[Records from a dataset]
-------------------------

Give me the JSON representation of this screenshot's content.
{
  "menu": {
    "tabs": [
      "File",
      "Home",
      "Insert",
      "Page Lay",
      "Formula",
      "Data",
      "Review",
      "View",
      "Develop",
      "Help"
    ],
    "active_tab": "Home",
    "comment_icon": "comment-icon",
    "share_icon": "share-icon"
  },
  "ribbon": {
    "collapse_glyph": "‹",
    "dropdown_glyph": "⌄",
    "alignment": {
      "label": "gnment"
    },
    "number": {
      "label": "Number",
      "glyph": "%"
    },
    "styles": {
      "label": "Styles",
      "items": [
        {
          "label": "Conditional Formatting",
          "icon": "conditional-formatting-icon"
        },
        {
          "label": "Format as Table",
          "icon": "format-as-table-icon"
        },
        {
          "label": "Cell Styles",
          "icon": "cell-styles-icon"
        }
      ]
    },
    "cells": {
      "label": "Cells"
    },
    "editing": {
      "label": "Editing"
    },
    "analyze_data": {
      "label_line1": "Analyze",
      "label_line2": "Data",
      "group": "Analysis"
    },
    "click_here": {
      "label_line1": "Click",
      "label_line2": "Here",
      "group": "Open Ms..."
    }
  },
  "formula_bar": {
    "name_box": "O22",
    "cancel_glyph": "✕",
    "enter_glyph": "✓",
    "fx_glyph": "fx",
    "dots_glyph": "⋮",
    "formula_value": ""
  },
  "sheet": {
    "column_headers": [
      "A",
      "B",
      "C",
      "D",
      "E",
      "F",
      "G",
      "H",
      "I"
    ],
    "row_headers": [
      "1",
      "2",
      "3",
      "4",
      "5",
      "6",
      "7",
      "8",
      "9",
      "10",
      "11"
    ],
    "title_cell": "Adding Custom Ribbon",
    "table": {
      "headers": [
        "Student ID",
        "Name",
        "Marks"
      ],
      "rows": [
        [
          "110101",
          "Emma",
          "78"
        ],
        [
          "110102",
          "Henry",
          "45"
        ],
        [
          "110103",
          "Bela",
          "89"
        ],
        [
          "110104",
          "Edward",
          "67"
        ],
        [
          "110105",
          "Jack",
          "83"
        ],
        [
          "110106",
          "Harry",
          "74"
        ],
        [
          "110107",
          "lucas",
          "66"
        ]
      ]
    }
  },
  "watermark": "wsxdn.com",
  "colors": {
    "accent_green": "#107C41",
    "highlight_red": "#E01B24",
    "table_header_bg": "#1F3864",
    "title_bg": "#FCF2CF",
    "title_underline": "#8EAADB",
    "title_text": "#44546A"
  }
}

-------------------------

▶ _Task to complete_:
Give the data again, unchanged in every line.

▶ _Solution_:
Give me the JSON representation of this screenshot's content.
{
  "menu": {
    "tabs": [
      "File",
      "Home",
      "Insert",
      "Page Lay",
      "Formula",
      "Data",
      "Review",
      "View",
      "Develop",
      "Help"
    ],
    "active_tab": "Home",
    "comment_icon": "comment-icon",
    "share_icon": "share-icon"
  },
  "ribbon": {
    "collapse_glyph": "‹",
    "dropdown_glyph": "⌄",
    "alignment": {
      "label": "gnment"
    },
    "number": {
      "label": "Number",
      "glyph": "%"
    },
    "styles": {
      "label": "Styles",
      "items": [
        {
          "label": "Conditional Formatting",
          "icon": "conditional-formatting-icon"
        },
        {
          "label": "Format as Table",
          "icon": "format-as-table-icon"
        },
        {
          "label": "Cell Styles",
          "icon": "cell-styles-icon"
        }
      ]
    },
    "cells": {
      "label": "Cells"
    },
    "editing": {
      "label": "Editing"
    },
    "analyze_data": {
      "label_line1": "Analyze",
      "label_line2": "Data",
      "group": "Analysis"
    },
    "click_here": {
      "label_line1": "Click",
      "label_line2": "Here",
      "group": "Open Ms..."
    }
  },
  "formula_bar": {
    "name_box": "O22",
    "cancel_glyph": "✕",
    "enter_glyph": "✓",
    "fx_glyph": "fx",
    "dots_glyph": "⋮",
    "formula_value": ""
  },
  "sheet": {
    "column_headers": [
      "A",
      "B",
      "C",
      "D",
      "E",
      "F",
      "G",
      "H",
      "I"
    ],
    "row_headers": [
      "1",
      "2",
      "3",
      "4",
      "5",
      "6",
      "7",
      "8",
      "9",
      "10",
      "11"
    ],
    "title_cell": "Adding Custom Ribbon",
    "table": {
      "headers": [
        "Student ID",
        "Name",
        "Marks"
      ],
      "rows": [
        [
          "110101",
          "Emma",
          "78"
        ],
        [
          "110102",
          "Henry",
          "45"
        ],
        [
          "110103",
          "Bela",
          "89"
        ],
        [
          "110104",
          "Edward",
          "67"
        ],
        [
          "110105",
          "Jack",
          "83"
        ],
        [
          "110106",
          "Harry",
          "74"
        ],
        [
          "110107",
          "lucas",
          "66"
        ]
      ]
    }
  },
  "watermark": "wsxdn.com",
  "colors": {
    "accent_green": "#107C41",
    "highlight_red": "#E01B24",
    "table_header_bg": "#1F3864",
    "title_bg": "#FCF2CF",
    "title_underline": "#8EAADB",
    "title_text": "#44546A"
  }
}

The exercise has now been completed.